The social stability of living in community, committed to one’s sisters, creates a microcosm of interpersonal encounters with the “other”, which must be thoughtfully and responsibly managed - disunity is not an option if the integrity of community life is to be maintained. Just as on a physical journey one is required to give way when entering a new stream of traffic , so the monastic journey too requires each sister to give way - through obedience - to the Rule of St Benedict and to her superiors. Obedience, seen as a process of giving way, creates another of those productive spaces - a space of separation from our habitual preoccupations which gives us room to follow the “other” into fresh experience and understanding. Obedience should not be seen as self-negation in a detrimental sense but rather as a new form of self-affirmation. Each sister subjugates her will to the “other”, not at the expense of who she is, but in search of that about herself and about God which she has not yet discovered - which, indeed, she can only discover through others.
The final monastic space I wish to highlight as being of relevance to alongsiding in its wider sense, is that created by contemplative silence. Such space, woven throughout the day in the Abbey, allows experience to be absorbed almost unconsciously. The new becomes less threatening. The silence tames it, allows us to approach it without fear of being challenged.

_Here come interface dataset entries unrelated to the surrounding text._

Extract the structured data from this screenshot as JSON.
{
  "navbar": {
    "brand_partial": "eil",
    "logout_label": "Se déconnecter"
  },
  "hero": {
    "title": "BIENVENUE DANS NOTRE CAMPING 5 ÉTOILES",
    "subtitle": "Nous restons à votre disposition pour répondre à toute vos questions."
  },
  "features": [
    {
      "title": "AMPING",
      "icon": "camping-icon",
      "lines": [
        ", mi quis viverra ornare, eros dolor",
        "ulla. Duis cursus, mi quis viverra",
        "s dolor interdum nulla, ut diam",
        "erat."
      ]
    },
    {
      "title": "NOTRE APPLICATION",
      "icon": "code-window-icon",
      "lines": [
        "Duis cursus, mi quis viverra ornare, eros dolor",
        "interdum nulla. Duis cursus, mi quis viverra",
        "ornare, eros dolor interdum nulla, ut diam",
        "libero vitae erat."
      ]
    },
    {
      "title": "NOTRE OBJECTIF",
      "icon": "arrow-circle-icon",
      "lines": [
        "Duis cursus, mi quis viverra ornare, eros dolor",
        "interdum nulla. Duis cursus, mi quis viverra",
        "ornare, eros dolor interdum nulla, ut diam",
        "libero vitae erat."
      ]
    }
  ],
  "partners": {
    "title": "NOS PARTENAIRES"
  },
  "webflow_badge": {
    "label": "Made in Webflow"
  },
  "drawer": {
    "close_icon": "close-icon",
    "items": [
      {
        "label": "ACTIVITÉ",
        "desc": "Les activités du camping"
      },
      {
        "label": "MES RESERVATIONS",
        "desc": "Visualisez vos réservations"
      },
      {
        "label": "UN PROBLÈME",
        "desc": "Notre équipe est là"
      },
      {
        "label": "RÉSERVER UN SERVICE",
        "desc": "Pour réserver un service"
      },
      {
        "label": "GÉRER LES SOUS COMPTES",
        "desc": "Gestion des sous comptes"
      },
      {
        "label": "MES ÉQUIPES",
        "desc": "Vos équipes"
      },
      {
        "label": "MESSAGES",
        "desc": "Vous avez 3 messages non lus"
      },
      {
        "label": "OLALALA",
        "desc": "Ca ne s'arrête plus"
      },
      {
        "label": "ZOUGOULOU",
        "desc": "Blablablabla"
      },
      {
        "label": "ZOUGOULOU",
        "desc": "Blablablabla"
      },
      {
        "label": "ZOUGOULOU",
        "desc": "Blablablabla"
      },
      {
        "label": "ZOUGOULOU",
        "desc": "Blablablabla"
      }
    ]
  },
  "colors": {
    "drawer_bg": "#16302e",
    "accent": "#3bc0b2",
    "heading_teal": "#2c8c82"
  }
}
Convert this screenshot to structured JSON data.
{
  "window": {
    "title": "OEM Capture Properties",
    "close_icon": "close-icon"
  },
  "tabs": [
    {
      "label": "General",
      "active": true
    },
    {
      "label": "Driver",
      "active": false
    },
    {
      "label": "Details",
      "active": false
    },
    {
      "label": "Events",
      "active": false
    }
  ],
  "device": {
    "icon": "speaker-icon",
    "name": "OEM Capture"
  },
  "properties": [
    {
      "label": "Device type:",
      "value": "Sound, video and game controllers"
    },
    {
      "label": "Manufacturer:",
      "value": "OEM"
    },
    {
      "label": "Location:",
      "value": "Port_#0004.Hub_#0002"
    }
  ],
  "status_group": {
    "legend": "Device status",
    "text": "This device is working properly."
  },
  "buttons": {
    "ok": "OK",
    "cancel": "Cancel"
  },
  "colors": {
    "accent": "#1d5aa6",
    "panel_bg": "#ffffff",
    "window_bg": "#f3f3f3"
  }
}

This aspect of monastic experience is of vital importance if we are to creatively assimilate encounters with the “other” rather than rejecting them as overwhelmingly foreign.
In a world which constantly seeks to assert superiority through confrontation - whether physical, verbal or intellectual - the vocation of alongsidership calls us into unity with the “other” through the assumption of our own inferiority. It is hardly surprising, of course, that this model of alongsidership should emerge so clearly from St Benedict’s “school of the Lord’s service”, since monasticism is in essence a response to the call of Christ - humanity’s Great Alongsider.
My experiences at Malling Abbey have shown me how reflective growth within the context of the “other” can lead us to encounter a fuller identity in God, and this process is mutual - for the “other” the quiet validation implicit in the presence of the alongsider is itself a gentle catalyst for change. The “other”, thus encouraged, opens more readily to new experience and in turn grows more fully toward their divine potential. I believe the profound encounters which have enriched my life over these last four years - both in my work as a carer and socially - have all involved these elements of alongsidership: recognising difference on its own terms (the lesson of enclosure), accepting its challenges (the lesson of obedience), and reflecting on it in the light of personal experience and faith (the lesson of silence). That the gift of these “alongsiderships” in my life has been pure grace is attested to by the many times I still try and fail in my interactions, thinking I know best.
And now, as I prepare to leave once more, my mind returns to the image with which I started - the bubbling waterfall, gently shaping the rocks as the rocks direct its flow. I will leave with that homecoming in my heart, trusting the Great Alongsider to ripple its echoes through my life.
(DB - 2017)
- An Alongsider's Story (DB 2012) - reflections on my first visit